Bonnie & Clyde vs Dracula Movie Review
Written by TGM
DVD released by Indican Pictures
Written and directed by Timothy Friend
2008, 90 minutes, Not Rated
Tiffany Shepis as Bonnie
Trent Haaga as Clyde
Jennifer Friend as Annabel
Allen Lowman as Dr. Loveless
Russell Friend as Dracula
Directed by Timothy Friend
Thanks to a botched robbery gone horribly awry, infamous outlaws Bonnie & Clyde are forced to seek the help of Dr. Loveless, the local quack-pot mad scientist, in order to patch up one of their accomplices wounded in the shoot-out. Of course luck has it that this corresponds with Loveless' devious plan to resurrect the corpse of Dracula. The good doctor is therefore in need of a steady supply of blood to feed his new friend with the intent of bolstering Dracula's strength so that he is able to do Loveless' bidding.
That's actually a rather cool premise, but unfortunately Bonnie & Clyde vs Dracula is a mixed bag. Even though there is much to like, just because you love bacon bits and mint chocolate chip ice cream doesn't necessarily mean they'd make a tasty smoothie when combined. While the Bonnie & Clyde stuff is superb on many levels, and the crazy potato-sack-headed Dr. Loveless & Dracula stuff is fun in a campy Roger Corman/Vincent Price The Masque of the Red Death sort of way, the two plots never seem to want to play nicely together.
I'll start by reviewing the far-superior Bonnie & Clyde aspect of the film. I am confident that I can review B&CvD broken up this way because it's quite representative of the movie itself. For the majority of the film the concepts are jammed together in such a jarring manner, as if two very different movies were shot separately and then hastily spliced on an editing table right up until the last fifteen minutes where the prime players ultimately converge. The look, tone, and performance level of the two individual concepts come off as radically different.
With that said, there is excellent chemistry between Bonnie (Tiffany Shepis) and Clyde (Trent Haaga) and their particular performances really drive the film. Sure, Bonnie comes across as a ruthless self-absorbed snot, and Clyde a pussy-whipped enabler, but who am I to say they weren't that way in real life? It worked, and I enjoyed the snappy dialogue between the two leads. The production values for this portion of B&CvD are outstanding given its likely less-than-blockbuster budget. To try and attempt a period piece with such financial constraints is ambitious to say the least and they really succeeded in establishing the look and feel of depression era America.

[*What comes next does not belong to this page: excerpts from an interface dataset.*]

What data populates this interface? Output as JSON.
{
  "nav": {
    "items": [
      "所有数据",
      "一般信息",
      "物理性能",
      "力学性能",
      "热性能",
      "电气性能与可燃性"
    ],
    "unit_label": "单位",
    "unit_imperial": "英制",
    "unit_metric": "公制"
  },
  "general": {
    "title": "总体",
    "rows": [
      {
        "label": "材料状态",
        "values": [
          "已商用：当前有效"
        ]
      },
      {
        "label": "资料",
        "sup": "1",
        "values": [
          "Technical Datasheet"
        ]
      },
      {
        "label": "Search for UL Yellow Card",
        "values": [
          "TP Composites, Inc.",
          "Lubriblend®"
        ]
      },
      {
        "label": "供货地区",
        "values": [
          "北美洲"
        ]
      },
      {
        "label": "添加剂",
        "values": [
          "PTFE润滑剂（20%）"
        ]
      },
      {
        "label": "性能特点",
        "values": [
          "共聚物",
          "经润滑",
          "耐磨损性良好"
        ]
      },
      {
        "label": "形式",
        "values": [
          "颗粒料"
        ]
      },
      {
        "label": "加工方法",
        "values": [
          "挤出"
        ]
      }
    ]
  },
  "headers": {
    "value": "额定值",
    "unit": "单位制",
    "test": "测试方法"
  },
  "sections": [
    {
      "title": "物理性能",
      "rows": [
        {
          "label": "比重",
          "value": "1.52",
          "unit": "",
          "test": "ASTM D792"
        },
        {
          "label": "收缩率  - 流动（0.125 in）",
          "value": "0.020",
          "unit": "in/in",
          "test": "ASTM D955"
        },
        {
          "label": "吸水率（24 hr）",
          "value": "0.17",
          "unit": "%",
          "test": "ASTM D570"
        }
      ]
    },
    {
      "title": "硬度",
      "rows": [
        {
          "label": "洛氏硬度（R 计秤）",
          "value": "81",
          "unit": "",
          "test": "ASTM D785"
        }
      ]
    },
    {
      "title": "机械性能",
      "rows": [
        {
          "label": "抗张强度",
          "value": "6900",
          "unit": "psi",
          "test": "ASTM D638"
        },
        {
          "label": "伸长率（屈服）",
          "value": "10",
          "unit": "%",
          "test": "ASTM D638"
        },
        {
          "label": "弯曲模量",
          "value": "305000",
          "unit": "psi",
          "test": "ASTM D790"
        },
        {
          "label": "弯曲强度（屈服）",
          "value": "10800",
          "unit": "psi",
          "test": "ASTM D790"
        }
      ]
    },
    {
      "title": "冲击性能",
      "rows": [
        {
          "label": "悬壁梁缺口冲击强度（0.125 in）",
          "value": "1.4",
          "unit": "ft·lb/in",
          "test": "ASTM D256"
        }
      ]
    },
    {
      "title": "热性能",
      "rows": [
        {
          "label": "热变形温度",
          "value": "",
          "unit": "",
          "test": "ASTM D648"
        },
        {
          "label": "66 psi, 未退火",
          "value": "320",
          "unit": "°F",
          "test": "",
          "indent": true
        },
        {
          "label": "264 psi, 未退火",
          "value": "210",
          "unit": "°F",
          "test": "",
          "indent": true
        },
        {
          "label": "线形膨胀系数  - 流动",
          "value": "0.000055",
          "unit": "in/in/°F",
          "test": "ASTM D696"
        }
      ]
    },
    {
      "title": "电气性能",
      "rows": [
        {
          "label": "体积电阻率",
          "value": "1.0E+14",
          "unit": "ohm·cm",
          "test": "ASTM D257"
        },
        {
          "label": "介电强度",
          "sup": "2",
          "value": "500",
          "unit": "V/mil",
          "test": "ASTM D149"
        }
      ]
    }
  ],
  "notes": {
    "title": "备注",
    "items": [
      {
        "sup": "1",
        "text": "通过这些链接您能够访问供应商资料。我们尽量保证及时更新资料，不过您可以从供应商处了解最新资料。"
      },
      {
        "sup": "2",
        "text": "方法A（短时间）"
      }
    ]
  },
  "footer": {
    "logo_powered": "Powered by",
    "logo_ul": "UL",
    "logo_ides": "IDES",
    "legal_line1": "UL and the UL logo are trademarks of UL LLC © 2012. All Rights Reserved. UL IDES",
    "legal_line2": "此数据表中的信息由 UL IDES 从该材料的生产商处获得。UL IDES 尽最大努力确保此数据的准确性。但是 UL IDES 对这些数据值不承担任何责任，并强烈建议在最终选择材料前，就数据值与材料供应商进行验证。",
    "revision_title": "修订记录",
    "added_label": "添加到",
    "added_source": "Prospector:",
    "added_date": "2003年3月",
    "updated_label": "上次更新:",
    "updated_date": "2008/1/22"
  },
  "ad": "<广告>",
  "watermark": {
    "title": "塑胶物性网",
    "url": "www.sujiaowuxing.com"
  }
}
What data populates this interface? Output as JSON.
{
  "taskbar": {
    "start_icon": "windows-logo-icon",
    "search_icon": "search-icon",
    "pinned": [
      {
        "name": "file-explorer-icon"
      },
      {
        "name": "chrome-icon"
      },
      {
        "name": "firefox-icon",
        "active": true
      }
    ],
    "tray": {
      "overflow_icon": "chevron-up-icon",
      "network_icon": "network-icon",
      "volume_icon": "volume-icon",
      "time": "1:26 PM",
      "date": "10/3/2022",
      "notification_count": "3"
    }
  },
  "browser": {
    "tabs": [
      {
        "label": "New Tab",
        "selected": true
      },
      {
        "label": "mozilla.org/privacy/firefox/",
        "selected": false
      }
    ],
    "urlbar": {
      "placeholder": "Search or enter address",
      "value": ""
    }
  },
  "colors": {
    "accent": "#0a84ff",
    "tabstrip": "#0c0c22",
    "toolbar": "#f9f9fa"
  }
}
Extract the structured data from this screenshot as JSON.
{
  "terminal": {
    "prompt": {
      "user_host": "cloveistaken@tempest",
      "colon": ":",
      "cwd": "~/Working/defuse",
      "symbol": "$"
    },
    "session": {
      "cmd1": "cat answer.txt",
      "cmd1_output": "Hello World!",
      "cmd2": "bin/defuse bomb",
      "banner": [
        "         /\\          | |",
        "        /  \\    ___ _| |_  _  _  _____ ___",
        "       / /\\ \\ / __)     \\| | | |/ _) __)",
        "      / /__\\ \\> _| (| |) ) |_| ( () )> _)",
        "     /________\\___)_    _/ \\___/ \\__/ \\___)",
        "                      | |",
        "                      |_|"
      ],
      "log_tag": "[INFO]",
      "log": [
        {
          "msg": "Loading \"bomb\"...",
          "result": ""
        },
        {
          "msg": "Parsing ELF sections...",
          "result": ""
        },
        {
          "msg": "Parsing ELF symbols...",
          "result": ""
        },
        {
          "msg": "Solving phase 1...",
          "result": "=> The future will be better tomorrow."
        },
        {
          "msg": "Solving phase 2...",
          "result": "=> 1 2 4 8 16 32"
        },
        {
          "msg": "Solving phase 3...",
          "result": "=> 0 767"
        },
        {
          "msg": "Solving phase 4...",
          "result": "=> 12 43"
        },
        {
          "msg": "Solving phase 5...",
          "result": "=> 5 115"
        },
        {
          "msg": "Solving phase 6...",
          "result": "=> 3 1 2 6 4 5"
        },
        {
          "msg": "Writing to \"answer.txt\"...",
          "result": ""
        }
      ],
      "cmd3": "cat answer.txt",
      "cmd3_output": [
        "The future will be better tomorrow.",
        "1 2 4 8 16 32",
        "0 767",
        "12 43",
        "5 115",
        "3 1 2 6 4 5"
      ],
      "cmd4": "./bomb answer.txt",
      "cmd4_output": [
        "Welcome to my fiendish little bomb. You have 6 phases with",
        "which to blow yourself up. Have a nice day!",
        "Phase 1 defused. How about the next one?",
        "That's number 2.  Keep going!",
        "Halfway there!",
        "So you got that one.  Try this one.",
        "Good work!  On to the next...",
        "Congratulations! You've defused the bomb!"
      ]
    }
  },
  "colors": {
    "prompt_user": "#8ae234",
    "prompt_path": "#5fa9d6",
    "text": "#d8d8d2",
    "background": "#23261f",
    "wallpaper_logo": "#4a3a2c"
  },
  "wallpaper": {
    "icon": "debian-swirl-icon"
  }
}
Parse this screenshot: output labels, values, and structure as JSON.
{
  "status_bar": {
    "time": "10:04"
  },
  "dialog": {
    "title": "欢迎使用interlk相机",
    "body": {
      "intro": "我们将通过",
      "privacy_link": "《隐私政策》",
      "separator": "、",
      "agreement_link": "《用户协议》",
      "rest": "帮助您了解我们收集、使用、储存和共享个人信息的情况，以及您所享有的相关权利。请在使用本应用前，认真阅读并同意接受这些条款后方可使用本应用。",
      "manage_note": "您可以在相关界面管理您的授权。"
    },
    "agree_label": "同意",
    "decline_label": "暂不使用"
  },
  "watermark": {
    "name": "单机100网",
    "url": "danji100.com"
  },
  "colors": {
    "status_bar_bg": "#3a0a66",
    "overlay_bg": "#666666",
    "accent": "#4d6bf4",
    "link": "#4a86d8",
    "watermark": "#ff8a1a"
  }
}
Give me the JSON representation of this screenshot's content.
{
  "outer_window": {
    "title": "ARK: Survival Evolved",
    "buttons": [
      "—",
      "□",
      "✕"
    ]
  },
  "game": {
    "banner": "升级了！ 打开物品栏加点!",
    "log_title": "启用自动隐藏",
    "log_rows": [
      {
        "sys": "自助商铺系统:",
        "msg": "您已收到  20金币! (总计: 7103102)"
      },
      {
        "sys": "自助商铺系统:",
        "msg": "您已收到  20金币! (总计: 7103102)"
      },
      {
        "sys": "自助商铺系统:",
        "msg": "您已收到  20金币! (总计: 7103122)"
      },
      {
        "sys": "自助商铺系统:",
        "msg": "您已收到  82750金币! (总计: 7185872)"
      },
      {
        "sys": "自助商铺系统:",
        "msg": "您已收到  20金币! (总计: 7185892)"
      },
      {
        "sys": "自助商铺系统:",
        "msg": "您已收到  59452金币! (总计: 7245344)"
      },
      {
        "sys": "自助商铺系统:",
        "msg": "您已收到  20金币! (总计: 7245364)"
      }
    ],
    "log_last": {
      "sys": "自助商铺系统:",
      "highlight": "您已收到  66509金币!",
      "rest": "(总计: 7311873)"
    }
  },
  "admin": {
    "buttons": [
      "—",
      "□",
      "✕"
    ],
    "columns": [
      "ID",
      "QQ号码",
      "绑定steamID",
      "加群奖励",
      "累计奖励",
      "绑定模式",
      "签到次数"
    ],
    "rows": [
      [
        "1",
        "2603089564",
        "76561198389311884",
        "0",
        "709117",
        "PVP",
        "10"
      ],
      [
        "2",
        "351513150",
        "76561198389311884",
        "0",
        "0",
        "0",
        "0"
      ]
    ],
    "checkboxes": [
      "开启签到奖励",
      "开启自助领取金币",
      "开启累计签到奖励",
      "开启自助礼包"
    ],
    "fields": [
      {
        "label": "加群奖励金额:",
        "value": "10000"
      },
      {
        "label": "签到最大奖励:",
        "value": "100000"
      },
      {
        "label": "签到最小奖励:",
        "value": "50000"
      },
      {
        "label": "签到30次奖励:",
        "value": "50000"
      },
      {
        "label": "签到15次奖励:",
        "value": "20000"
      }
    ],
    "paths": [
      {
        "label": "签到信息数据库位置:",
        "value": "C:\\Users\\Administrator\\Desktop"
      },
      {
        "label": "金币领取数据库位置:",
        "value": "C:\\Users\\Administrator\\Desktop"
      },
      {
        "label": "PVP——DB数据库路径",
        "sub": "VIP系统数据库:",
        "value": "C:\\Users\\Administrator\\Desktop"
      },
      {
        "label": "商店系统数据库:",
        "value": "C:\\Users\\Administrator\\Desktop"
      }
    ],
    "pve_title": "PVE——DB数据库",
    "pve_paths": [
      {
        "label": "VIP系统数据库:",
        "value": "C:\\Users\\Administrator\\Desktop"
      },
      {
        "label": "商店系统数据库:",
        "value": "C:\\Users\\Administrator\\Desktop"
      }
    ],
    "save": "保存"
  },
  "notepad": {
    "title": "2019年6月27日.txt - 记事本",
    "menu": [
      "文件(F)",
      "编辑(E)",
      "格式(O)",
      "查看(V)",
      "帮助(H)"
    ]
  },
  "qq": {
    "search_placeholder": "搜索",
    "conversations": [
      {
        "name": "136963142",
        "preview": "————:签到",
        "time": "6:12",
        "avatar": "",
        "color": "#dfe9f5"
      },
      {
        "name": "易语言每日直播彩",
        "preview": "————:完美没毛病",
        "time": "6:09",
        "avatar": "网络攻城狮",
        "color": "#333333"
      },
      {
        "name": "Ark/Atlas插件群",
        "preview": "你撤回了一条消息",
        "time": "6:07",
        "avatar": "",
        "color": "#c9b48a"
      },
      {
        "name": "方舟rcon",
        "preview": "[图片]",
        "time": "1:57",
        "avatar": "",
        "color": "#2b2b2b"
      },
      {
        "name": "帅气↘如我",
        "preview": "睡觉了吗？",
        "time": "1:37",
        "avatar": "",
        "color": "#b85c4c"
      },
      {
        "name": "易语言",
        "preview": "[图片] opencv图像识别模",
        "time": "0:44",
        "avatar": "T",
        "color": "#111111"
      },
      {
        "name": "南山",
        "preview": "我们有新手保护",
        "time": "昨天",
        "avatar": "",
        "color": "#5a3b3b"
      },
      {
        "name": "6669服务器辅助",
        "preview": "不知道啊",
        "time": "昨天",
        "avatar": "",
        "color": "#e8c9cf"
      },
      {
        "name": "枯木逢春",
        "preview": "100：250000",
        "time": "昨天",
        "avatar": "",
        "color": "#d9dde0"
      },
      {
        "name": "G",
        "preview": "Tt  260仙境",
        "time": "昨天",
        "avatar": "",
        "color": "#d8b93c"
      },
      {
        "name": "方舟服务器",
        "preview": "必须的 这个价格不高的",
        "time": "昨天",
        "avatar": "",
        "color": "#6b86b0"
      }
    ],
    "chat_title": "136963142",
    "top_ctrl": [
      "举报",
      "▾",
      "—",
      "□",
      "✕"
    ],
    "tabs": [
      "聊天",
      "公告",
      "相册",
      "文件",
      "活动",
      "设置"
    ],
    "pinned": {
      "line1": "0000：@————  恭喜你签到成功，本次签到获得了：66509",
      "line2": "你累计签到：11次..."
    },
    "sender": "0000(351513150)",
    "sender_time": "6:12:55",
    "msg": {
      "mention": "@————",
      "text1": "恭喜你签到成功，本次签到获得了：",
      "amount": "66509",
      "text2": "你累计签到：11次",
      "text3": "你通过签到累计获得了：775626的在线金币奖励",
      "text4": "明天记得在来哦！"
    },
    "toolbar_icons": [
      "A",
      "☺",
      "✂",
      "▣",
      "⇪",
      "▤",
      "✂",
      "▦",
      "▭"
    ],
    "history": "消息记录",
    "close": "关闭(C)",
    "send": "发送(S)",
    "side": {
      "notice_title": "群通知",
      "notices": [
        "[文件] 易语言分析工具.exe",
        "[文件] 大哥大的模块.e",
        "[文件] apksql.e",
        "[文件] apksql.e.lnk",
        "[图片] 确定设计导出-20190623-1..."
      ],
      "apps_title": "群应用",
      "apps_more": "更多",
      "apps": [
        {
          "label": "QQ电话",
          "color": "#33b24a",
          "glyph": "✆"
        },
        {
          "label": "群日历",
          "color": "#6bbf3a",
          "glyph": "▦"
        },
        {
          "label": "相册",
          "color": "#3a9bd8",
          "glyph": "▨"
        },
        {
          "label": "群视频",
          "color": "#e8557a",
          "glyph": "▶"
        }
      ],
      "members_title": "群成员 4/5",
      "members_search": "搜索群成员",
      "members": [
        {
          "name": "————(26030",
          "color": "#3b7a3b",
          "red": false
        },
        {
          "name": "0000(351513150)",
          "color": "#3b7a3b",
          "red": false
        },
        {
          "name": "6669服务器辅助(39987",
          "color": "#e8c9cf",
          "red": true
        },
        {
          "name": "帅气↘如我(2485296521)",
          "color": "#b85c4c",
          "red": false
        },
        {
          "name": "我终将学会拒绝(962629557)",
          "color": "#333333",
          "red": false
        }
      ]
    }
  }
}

The Loveless/Dracula side of the coin, while still enjoyable, does not live up to the performance level established by Shepis and Haaga. Dr. Loveless, and his various collection of hoods, channels his inner Cobra Commander with his over-the-top sniveling and mannerisms. In his unmasked form, he resembles a big purple walking asshole (and I mean that in the literal sense of the word). I guess Dr. Anusmouth doesn't quite have the same ring to it. Dr. Loveless also has a dimwitted sister named Annabel whom he holds hostage using a dog zap-collar straight out of a 1960's Star Trek episode. I suspect that the Annabel character exists primarily for comic relief, but she is more annoying than humorous or sympathetic (think the world's worst Shelley Duvall impression by an actress in serious need of Ritalin). As for Dracula, I will concede that he is quite menacing at first, but once transformed into his fully recovered form more closely resembles an emo version of SNL's Opera Man than the deadly and intimidating Prince of Darkness. This is also reflected in Dracula's brief, absurd, and anti-climactic final battle with Clyde.
If it sounds like I am being harsh on this film, it's only because I went into it with such high expectations. Criticism notwithstanding, Bonnie & Clyde vs Dracula is quite a fun ride and certainly worthy of a viewing despite its obvious flaws.
Video, Audio and Special features:
As this was a screener, audio, video, and extras are not reviewed. However, my copy is in anamorphic widescreen showcasing above average picture quality. The audio, at least for this particular screener, is 2.0 channel, which is always a bit of a letdown. While none of the extras are working on the screener disc, it appears that there will be some sort of viral video by Dr. Loveless, a behind the scenes featurette, and numerous trailers from Indican Pictures.